BOSTON Several of the candidates vying in the Massachusetts U.S. Senate campaign are struggling to define their position on abortion, an issue that also factored prominently in last year’s Senate race between Elizabeth Warren and Scott Brown.
U.S. Rep. Stephen Lynch, a conservative Democrat, has sought to reconcile his stated anti-abortion position with the more nuanced stance he has taken since entering the contest for John Kerry’s former seat. Lynch has emphasized during interviews and in campaign statements that he would not as a U.S. senator vote to make abortion illegal, nor would he confirm any future U.S. Supreme Court nominee who would overturn the court’s landmark Roe v. Wade ruling that legalized abortion.
“I don’t believe that attacking Roe v. Wade is part of any solution. I think that changes the location of these abortions from a clinical setting to one that is much more dangerous for women in crisis,” Lynch says in a video posted on his campaign website. He has also noted his past support for federal funding for Planned Parenthood.
Lynch’s dilemma is clear. The April 30 primary is far more likely to attract core Democratic voters to the polls — voters who strongly support Sen. Warren and regularly embrace candidates who support abortion rights. Thomas Whalen, a political scientist at Boston University, said this makes Lynch’s task of defeating U.S. Rep. Edward Markey all the more challenging.
“Women’s groups are just not going to trust him on this issue,” said Whalen, who added that Lynch appears to be “tying himself in rhetorical knots trying to explain his position.”
Markey already has won the backing of NARAL Pro-Choice America and the Planned Parenthood Action Fund, endorsements that also can bring significant financial support.

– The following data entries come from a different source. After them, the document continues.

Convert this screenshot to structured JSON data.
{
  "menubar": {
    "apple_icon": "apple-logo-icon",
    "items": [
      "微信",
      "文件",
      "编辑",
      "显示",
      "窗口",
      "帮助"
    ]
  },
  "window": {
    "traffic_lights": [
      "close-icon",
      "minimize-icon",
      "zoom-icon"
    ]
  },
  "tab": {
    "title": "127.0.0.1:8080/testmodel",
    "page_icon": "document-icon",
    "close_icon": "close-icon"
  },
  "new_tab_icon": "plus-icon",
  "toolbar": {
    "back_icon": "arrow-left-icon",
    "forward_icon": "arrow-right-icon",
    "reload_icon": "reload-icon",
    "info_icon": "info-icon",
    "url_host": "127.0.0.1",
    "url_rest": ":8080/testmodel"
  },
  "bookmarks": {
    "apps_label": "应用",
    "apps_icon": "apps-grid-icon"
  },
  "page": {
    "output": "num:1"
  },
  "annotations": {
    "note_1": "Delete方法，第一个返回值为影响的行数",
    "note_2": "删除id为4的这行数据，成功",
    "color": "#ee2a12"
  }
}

Ironically, Markey’s own position also has evolved during his lengthy political career. He entered Congress in 1976 as an anti-abortion Democrat and once backed a proposed federal constitutional amendment to ban abortion. His position began to shift in the early 1980s, and he currently has a 100 percent rating from Planned Parenthood.

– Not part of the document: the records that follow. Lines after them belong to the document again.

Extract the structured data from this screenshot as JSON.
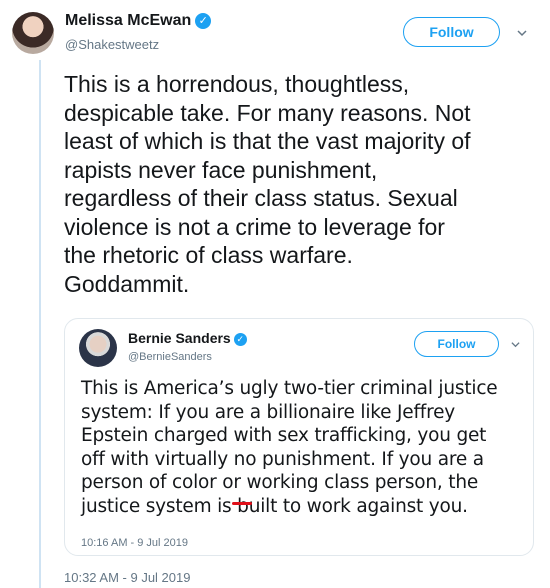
{
  "author": {
    "name": "Melissa McEwan",
    "handle": "@Shakestweetz",
    "verified_icon": "verified-badge-icon",
    "follow_label": "Follow"
  },
  "tweet": {
    "text": "This is a horrendous, thoughtless,\ndespicable take. For many reasons. Not\nleast of which is that the vast majority of\nrapists never face punishment,\nregardless of their class status. Sexual\nviolence is not a crime to leverage for\nthe rhetoric of class warfare.\nGoddammit.",
    "timestamp": "10:32 AM - 9 Jul 2019"
  },
  "quoted": {
    "name": "Bernie Sanders",
    "handle": "@BernieSanders",
    "follow_label": "Follow",
    "text": "This is America’s ugly two-tier criminal justice\nsystem: If you are a billionaire like Jeffrey\nEpstein charged with sex trafficking, you get\noff with virtually no punishment. If you are a\nperson of color or working class person, the\njustice system is built to work against you.",
    "timestamp": "10:16 AM - 9 Jul 2019"
  },
  "colors": {
    "accent": "#1da1f2",
    "secondary_text": "#657786",
    "annotation_mark": "#e0101a"
  }
}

The Democrats vying in the Senate election aren’t the only ones who must navigate an issue that can be fraught with political consequences in Massachusetts.
Republican candidates who have won statewide office in Massachusetts during the last quarter century or so have all done so with socially moderate positions that included support for access to abortion. That list includes Brown and former Gov. Mitt Romney, though Romney later reversed his stance during his governorship and subsequent pursuit of the presidency.
Of the three GOP Senate hopefuls, state Rep. Daniel Winslow, a former legal counsel to Romney, has staked out the strongest abortion rights position, declaring himself “unapologetically pro-choice.” Winslow is the only candidate from either major party who has consistently supported abortion rights throughout his career.
Republican Gabriel Gomez, a businessman and former Navy SEAL, has taken a stance similar to that of Democrat Lynch, saying he’s opposes abortion per his Catholic faith while insisting he would not seek to change current law.
Only Michael Sullivan, a former U.S. Attorney, has taken a strong anti-abortion position.
None of the three Republicans, however, said during a recent debate that they would back any kind of “litmus test” on abortion for prospective Supreme Court nominees.
“We will definitely encourage our people to vote for (Sullivan) in the Republican primary,” said Anne Fox, executive director of Massachusetts Citizens for Life.
Recent history aside, Fox still believes it’s possible for an anti-abortion candidate to win in Massachusetts. As evidence, she cited the defeat last November of a physician-assisted suicide question on the state ballot that was strongly opposed by her organization and the Catholic church, among others.
Whalen, however, believes that while an anti-abortion candidate could triumph in the Republican primary, some in the GOP are likely “holding their breath” over such an outcome, fearing it would doom the party’s chances of winning the June 25 special election.
Brown, who won a 2010 special election to succeed the late Sen. Edward Kennedy, repeatedly sought to remind voters that he supported abortion rights during last year’s re-election campaign. Yet Warren still succeeded in scoring points by questioning Brown’s commitment on the issue. Among other things, her campaign pointed to Brown’s support of an amendment that would have let employers deny health care coverage for services they say violate their moral or religious beliefs, including birth control.
Massachusetts Citizens for Life supported Brown, but only because the group considered his views more moderate than those of Warren.
Pro-abortion groups skeptical of Lynch’s guarantees on the issue are pointing to his 2009 vote to back an amendment to the House version of the national health care overhaul that would have prohibited federal funds from going to any insurance plan that includes abortion coverage. Markey opposed the amendment.
Critics also cited Lynch’s 2005 vote against lifting a ban on private funding of abortions at overseas U.S. military installations.
“His votes have made it very clear that he is willing to deny women access to care,” said Megan Amundson, executive director of NARAL Pro-Choice Massachusetts.